He came upstairs to examine a few windows and said, “Did you want these repaired or replaced?” I looked at him like he was crazy. Surely he could see how the windows were rotting and moldy—or at least they seemed to me. Why not just take them out and start anew? He said he liked renovating old wood windows, and would start by cleaning the frames in a bleach solution and then filling in any holes or gaps with wood filler, caulking this and sealing that, sanding, and so on from there. (Painting those window cross-bar things seemed like a crazy idea, though!) And in the end, the estimate that he gave me for fixing them was higher than the cost of installing new ones, so I felt vindicated for wanting to replace them to begin with.

But then I got to thinking. It doesn’t take special carpentry skills to use bleach. Let’s see how they’d look if I gave it a whirl…

So I went upstairs armed with bleach, a roll of paper towels, and some old washcloths, adding some hot water to the bleach (no scientific formula here), and going to town.

This simple act worked miracles.
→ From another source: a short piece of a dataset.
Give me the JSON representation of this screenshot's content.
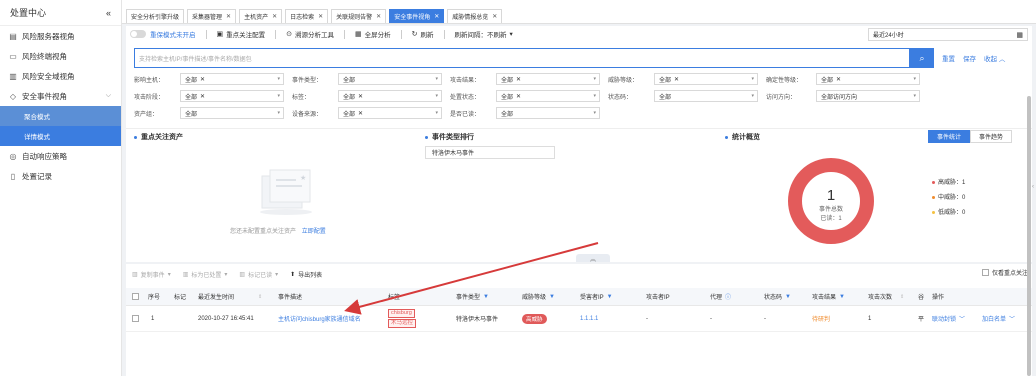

The mold (or whatever that black stuff was, but it was gross) came off with not too much effort, though it probably took an hour or two to really clean each window. The windows weren’t rotted underneath, as I had suspected. I literally thought that they were in tatters.

From there, the job of sanding and painting them—even the grilles in between—seemed less daunting. I went out and bought one of those special window-glass razors, too, to peel the old decals and get the droplets of old paint off the glass. I think that was about $6. I filled cracks in the sills with a $3 vinyl sealant, and now it’s almost as good as new.

I did this on three windows. Yes, I used about 4 rolls of paper towels on them, haha, and yes, there was work to be done afterward, but it was very empowering to remember the old frugality mantra of “repair, not buy” and to see how easy it was to put that into action. In this case it was as easy as cleaning, not even really repairing. Yes, there were nail holes in the frames and such—and yes, sanding and painting the outside of these second-story windows is going to be difficult—but now I can put this $1,000 (or probably more, once you factor in the cost of labor) toward more downstairs windows that really do need to go, desperately—these as part of a major room demolition.

All of this just reminds me again how sad it is that some people are lucky enough to have their own homes but just don’t take care of them. This was about the 1,000th example, and I’m sure there will be more, of how the former owners didn’t take care of the home they lived in for 22 years. We are slowly trying to piece it back together.